The hero Sebastian Townsend ends up sleeping with the wife of his buddy Giles, which results in a duel that sees Sebastian, er, accidentally (really) putting a bullet right through Giles’s heart. Sebastian, guilt-stricken over killing Giles, is soon disowned by his father. So what does our hero do? Become a mercenary under the name Henry Raven so that he can continue going around doing things that will make him feel even more miserable? I suppose it is too much to expect him to realize that his inability to keep his pants on and his Pavlovian tendency to boink any woman in sight are the cause of his situation, much less hope that he will join a monastery and start composing chorale pieces.

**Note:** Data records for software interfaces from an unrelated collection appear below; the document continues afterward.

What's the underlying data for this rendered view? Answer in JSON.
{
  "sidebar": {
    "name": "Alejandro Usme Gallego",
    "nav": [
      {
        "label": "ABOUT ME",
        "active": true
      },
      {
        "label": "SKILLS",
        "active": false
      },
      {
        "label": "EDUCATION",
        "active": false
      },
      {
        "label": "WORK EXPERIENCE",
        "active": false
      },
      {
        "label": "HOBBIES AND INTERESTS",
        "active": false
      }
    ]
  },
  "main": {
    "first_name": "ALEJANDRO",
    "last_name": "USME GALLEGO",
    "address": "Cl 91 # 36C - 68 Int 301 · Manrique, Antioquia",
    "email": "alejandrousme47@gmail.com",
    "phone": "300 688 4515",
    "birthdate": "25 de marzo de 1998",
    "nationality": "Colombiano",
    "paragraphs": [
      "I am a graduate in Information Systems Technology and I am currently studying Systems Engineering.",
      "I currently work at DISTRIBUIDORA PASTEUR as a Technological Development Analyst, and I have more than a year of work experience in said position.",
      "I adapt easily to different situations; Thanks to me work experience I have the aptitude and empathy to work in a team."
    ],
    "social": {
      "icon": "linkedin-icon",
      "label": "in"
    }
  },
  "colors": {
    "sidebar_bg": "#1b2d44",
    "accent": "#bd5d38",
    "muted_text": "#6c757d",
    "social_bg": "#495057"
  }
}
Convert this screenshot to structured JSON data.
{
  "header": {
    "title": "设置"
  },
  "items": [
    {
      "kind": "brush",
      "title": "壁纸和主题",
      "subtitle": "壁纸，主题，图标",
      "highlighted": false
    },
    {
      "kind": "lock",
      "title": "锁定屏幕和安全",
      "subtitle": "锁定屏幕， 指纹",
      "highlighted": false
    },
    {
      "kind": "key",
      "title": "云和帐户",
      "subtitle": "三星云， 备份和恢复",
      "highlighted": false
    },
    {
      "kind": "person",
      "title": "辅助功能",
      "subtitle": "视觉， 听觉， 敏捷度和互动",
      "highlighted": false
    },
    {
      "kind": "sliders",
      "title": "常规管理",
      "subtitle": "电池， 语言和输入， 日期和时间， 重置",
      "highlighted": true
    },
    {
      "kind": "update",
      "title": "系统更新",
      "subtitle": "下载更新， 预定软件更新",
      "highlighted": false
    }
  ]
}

Cut to eleven years later. Sebastian’s own father is soon being plagued by mysterious “accidents”, causing the neighbor’s daughter, Margaret Landor, who is on what seems like a perpetual shopping trip in Europe, to seek out the Raven to get this Raven to help her locate the estranged son of the Earl. Margaret suspects that Sebastian’s younger brother Denton and Denton’s wife may be behind these “accidents” since those two would love to get their hands on the family fortune. She soon learns that the Raven and the estranged son are one and the same and agrees to Sebastian’s outrageous fee of a hundred thousand pounds to get him to look into the case. Sebastian just wants to scare that silly woman off with his outrageous demands, but he is attracted to Margaret, which complicates matter. How convenient for him that they both decide that the best way to infiltrate the Townsend household is for the two of them to pose as a married couple.

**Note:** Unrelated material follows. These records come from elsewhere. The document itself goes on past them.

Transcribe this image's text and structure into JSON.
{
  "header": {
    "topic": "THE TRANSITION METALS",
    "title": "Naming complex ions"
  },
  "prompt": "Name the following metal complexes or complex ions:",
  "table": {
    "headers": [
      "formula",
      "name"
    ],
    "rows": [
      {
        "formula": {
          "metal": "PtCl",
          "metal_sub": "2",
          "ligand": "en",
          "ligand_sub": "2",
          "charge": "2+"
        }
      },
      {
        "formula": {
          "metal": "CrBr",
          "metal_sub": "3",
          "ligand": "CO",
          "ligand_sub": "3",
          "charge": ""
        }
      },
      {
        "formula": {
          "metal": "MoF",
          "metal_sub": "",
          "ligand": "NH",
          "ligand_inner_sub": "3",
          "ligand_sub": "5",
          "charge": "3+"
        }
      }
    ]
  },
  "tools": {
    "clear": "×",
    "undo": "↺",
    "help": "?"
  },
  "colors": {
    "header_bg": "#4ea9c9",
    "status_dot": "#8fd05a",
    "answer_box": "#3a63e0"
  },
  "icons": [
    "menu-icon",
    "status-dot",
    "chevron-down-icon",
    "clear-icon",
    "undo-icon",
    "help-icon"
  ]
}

Nothing makes sense in this story. Why is Margaret so willing to compromise herself in a fake marriage and all just to help a mere neighbor? And really, do those two nitwits really need to pose as a married couple in the first place? I don’t want to go into spoilers, but the suspense external subplot has a “revelation” that will only muddle the story even more. Even the relationship between Sebastian and Margaret doesn’t make much sense. Apart from the fact that she has a little girl crush on Sebastian more than a decade ago, there is nothing to explain Margaret’s attraction to a boor like Sebastian, unless I’m to view Margaret as that stupid prepubescent girl who has never grown up. The attraction on Sebastian’s part seems entirely due to his Pavlovian tendency to wag the dog at any female in sight – his first love scene with Margaret is not at all romantic, as she says no and he just rams right in anyway because he knows she really means yes.
I’m not bothered by the historical inaccuracies here as much as some readers. I am however annoyed by how Margaret and Sebastian are behaving like bickering children when they are assuming that the other doesn’t love them. Oh, they must never show the other person their true feelings even as they try to drive the other person away for their own good! This is exactly the contrived plot development that I never liked and never will, because it’s clear that the author is just doing things in her story to set up conflict without caring about continuity and plausibility. Furthermore, nothing about Margaret and Sebastian make much sense when it comes to their motivations, actions, and thought patterns, so really, do we need to have them behave as irritating as possible in the same time?
I suppose I have to mention something nice about this book. Well, the author has a nice fluid way to telling a story – as usual – so in a way, reading this book is like listening to a rambling but beloved grandmother telling a bedtime story. It’s clear that grandma is making things up as she goes along, however, so it’s up to the reader whether she wants to be amused or not with the story.